Available data ->
------------------------------------------------------------------------

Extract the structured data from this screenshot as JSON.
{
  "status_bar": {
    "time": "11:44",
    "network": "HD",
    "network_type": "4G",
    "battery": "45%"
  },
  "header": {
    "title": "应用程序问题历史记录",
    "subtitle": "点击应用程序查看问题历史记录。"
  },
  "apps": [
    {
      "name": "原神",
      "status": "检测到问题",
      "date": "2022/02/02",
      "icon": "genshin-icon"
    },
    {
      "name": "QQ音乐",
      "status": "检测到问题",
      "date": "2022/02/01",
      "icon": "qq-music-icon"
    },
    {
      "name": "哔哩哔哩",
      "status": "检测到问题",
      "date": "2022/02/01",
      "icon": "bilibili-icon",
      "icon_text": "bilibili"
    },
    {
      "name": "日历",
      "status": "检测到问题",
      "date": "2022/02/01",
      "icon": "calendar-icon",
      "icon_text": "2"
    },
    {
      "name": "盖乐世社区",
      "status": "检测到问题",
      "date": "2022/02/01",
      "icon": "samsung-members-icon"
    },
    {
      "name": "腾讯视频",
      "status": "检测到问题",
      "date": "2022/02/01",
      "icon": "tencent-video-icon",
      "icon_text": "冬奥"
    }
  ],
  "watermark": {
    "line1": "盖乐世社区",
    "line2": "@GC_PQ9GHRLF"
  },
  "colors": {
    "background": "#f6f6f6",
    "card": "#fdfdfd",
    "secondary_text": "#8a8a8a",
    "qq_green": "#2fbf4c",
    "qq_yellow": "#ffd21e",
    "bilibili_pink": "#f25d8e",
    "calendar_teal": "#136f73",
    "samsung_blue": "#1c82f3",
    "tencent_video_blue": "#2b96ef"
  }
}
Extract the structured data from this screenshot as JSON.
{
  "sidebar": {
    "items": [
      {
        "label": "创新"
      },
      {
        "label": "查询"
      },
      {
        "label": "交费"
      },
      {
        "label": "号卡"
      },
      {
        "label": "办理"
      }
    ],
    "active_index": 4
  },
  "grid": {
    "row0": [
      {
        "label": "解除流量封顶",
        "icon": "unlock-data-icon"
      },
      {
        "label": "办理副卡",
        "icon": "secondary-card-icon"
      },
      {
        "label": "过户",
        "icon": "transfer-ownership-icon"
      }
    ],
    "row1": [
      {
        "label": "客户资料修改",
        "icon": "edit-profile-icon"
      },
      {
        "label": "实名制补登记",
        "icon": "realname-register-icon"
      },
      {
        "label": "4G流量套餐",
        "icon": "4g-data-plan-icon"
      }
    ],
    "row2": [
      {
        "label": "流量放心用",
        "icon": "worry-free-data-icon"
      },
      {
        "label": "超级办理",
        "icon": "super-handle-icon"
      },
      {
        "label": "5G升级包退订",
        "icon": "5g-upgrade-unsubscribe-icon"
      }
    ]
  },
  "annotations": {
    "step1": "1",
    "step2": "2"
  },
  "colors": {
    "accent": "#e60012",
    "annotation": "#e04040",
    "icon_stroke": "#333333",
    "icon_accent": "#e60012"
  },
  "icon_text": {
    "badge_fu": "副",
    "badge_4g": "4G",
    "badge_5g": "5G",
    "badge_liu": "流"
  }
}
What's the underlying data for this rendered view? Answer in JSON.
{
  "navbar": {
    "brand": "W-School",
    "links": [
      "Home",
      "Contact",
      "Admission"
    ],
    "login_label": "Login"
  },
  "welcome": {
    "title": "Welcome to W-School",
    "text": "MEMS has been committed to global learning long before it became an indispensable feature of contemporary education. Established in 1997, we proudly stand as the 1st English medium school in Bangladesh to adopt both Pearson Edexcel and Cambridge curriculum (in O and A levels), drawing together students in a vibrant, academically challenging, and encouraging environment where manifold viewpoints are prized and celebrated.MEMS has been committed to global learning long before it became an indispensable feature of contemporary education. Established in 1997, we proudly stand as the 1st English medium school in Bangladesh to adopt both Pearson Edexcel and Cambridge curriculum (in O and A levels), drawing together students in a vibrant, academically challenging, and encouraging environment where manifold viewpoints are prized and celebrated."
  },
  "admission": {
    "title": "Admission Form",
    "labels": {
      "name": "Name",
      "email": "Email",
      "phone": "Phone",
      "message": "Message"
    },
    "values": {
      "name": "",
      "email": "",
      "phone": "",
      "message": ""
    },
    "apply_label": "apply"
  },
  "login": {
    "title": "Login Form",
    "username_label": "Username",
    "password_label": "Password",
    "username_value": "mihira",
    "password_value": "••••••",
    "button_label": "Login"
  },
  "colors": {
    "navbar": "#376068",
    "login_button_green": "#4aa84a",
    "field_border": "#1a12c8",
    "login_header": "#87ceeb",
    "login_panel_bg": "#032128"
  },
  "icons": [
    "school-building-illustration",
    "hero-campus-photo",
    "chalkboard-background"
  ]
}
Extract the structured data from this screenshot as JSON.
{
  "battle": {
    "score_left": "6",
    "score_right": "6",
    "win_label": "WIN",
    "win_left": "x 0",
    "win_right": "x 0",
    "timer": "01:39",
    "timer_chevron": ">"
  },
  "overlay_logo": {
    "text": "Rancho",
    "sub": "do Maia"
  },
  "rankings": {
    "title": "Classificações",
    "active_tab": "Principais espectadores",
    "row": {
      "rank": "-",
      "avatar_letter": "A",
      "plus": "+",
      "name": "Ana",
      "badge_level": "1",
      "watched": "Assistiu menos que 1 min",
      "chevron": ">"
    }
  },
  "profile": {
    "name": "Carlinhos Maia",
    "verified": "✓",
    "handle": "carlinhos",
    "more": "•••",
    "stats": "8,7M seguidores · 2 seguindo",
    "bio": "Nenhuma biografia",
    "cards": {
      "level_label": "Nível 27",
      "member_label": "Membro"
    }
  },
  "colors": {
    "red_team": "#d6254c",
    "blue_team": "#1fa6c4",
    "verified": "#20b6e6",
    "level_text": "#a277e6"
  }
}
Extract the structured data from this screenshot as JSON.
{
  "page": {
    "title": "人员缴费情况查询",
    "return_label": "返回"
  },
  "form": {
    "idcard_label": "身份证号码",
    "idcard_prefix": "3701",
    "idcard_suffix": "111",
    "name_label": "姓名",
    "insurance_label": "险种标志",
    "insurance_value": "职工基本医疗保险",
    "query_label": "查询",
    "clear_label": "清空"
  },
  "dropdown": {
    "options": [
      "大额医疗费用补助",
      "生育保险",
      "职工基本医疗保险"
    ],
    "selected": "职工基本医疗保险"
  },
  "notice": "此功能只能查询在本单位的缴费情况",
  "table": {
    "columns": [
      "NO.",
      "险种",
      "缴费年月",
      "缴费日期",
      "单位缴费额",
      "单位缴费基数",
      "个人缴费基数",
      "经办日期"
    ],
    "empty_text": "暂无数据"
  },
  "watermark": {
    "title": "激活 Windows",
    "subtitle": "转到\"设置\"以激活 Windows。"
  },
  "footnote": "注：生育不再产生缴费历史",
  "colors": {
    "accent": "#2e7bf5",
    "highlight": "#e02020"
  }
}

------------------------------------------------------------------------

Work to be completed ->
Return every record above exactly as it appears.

Task result ->
Extract the structured data from this screenshot as JSON.
{
  "status_bar": {
    "time": "11:44",
    "network": "HD",
    "network_type": "4G",
    "battery": "45%"
  },
  "header": {
    "title": "应用程序问题历史记录",
    "subtitle": "点击应用程序查看问题历史记录。"
  },
  "apps": [
    {
      "name": "原神",
      "status": "检测到问题",
      "date": "2022/02/02",
      "icon": "genshin-icon"
    },
    {
      "name": "QQ音乐",
      "status": "检测到问题",
      "date": "2022/02/01",
      "icon": "qq-music-icon"
    },
    {
      "name": "哔哩哔哩",
      "status": "检测到问题",
      "date": "2022/02/01",
      "icon": "bilibili-icon",
      "icon_text": "bilibili"
    },
    {
      "name": "日历",
      "status": "检测到问题",
      "date": "2022/02/01",
      "icon": "calendar-icon",
      "icon_text": "2"
    },
    {
      "name": "盖乐世社区",
      "status": "检测到问题",
      "date": "2022/02/01",
      "icon": "samsung-members-icon"
    },
    {
      "name": "腾讯视频",
      "status": "检测到问题",
      "date": "2022/02/01",
      "icon": "tencent-video-icon",
      "icon_text": "冬奥"
    }
  ],
  "watermark": {
    "line1": "盖乐世社区",
    "line2": "@GC_PQ9GHRLF"
  },
  "colors": {
    "background": "#f6f6f6",
    "card": "#fdfdfd",
    "secondary_text": "#8a8a8a",
    "qq_green": "#2fbf4c",
    "qq_yellow": "#ffd21e",
    "bilibili_pink": "#f25d8e",
    "calendar_teal": "#136f73",
    "samsung_blue": "#1c82f3",
    "tencent_video_blue": "#2b96ef"
  }
}
Extract the structured data from this screenshot as JSON.
{
  "sidebar": {
    "items": [
      {
        "label": "创新"
      },
      {
        "label": "查询"
      },
      {
        "label": "交费"
      },
      {
        "label": "号卡"
      },
      {
        "label": "办理"
      }
    ],
    "active_index": 4
  },
  "grid": {
    "row0": [
      {
        "label": "解除流量封顶",
        "icon": "unlock-data-icon"
      },
      {
        "label": "办理副卡",
        "icon": "secondary-card-icon"
      },
      {
        "label": "过户",
        "icon": "transfer-ownership-icon"
      }
    ],
    "row1": [
      {
        "label": "客户资料修改",
        "icon": "edit-profile-icon"
      },
      {
        "label": "实名制补登记",
        "icon": "realname-register-icon"
      },
      {
        "label": "4G流量套餐",
        "icon": "4g-data-plan-icon"
      }
    ],
    "row2": [
      {
        "label": "流量放心用",
        "icon": "worry-free-data-icon"
      },
      {
        "label": "超级办理",
        "icon": "super-handle-icon"
      },
      {
        "label": "5G升级包退订",
        "icon": "5g-upgrade-unsubscribe-icon"
      }
    ]
  },
  "annotations": {
    "step1": "1",
    "step2": "2"
  },
  "colors": {
    "accent": "#e60012",
    "annotation": "#e04040",
    "icon_stroke": "#333333",
    "icon_accent": "#e60012"
  },
  "icon_text": {
    "badge_fu": "副",
    "badge_4g": "4G",
    "badge_5g": "5G",
    "badge_liu": "流"
  }
}
What's the underlying data for this rendered view? Answer in JSON.
{
  "navbar": {
    "brand": "W-School",
    "links": [
      "Home",
      "Contact",
      "Admission"
    ],
    "login_label": "Login"
  },
  "welcome": {
    "title": "Welcome to W-School",
    "text": "MEMS has been committed to global learning long before it became an indispensable feature of contemporary education. Established in 1997, we proudly stand as the 1st English medium school in Bangladesh to adopt both Pearson Edexcel and Cambridge curriculum (in O and A levels), drawing together students in a vibrant, academically challenging, and encouraging environment where manifold viewpoints are prized and celebrated.MEMS has been committed to global learning long before it became an indispensable feature of contemporary education. Established in 1997, we proudly stand as the 1st English medium school in Bangladesh to adopt both Pearson Edexcel and Cambridge curriculum (in O and A levels), drawing together students in a vibrant, academically challenging, and encouraging environment where manifold viewpoints are prized and celebrated."
  },
  "admission": {
    "title": "Admission Form",
    "labels": {
      "name": "Name",
      "email": "Email",
      "phone": "Phone",
      "message": "Message"
    },
    "values": {
      "name": "",
      "email": "",
      "phone": "",
      "message": ""
    },
    "apply_label": "apply"
  },
  "login": {
    "title": "Login Form",
    "username_label": "Username",
    "password_label": "Password",
    "username_value": "mihira",
    "password_value": "••••••",
    "button_label": "Login"
  },
  "colors": {
    "navbar": "#376068",
    "login_button_green": "#4aa84a",
    "field_border": "#1a12c8",
    "login_header": "#87ceeb",
    "login_panel_bg": "#032128"
  },
  "icons": [
    "school-building-illustration",
    "hero-campus-photo",
    "chalkboard-background"
  ]
}
Extract the structured data from this screenshot as JSON.
{
  "battle": {
    "score_left": "6",
    "score_right": "6",
    "win_label": "WIN",
    "win_left": "x 0",
    "win_right": "x 0",
    "timer": "01:39",
    "timer_chevron": ">"
  },
  "overlay_logo": {
    "text": "Rancho",
    "sub": "do Maia"
  },
  "rankings": {
    "title": "Classificações",
    "active_tab": "Principais espectadores",
    "row": {
      "rank": "-",
      "avatar_letter": "A",
      "plus": "+",
      "name": "Ana",
      "badge_level": "1",
      "watched": "Assistiu menos que 1 min",
      "chevron": ">"
    }
  },
  "profile": {
    "name": "Carlinhos Maia",
    "verified": "✓",
    "handle": "carlinhos",
    "more": "•••",
    "stats": "8,7M seguidores · 2 seguindo",
    "bio": "Nenhuma biografia",
    "cards": {
      "level_label": "Nível 27",
      "member_label": "Membro"
    }
  },
  "colors": {
    "red_team": "#d6254c",
    "blue_team": "#1fa6c4",
    "verified": "#20b6e6",
    "level_text": "#a277e6"
  }
}
Extract the structured data from this screenshot as JSON.
{
  "page": {
    "title": "人员缴费情况查询",
    "return_label": "返回"
  },
  "form": {
    "idcard_label": "身份证号码",
    "idcard_prefix": "3701",
    "idcard_suffix": "111",
    "name_label": "姓名",
    "insurance_label": "险种标志",
    "insurance_value": "职工基本医疗保险",
    "query_label": "查询",
    "clear_label": "清空"
  },
  "dropdown": {
    "options": [
      "大额医疗费用补助",
      "生育保险",
      "职工基本医疗保险"
    ],
    "selected": "职工基本医疗保险"
  },
  "notice": "此功能只能查询在本单位的缴费情况",
  "table": {
    "columns": [
      "NO.",
      "险种",
      "缴费年月",
      "缴费日期",
      "单位缴费额",
      "单位缴费基数",
      "个人缴费基数",
      "经办日期"
    ],
    "empty_text": "暂无数据"
  },
  "watermark": {
    "title": "激活 Windows",
    "subtitle": "转到\"设置\"以激活 Windows。"
  },
  "footnote": "注：生育不再产生缴费历史",
  "colors": {
    "accent": "#2e7bf5",
    "highlight": "#e02020"
  }
}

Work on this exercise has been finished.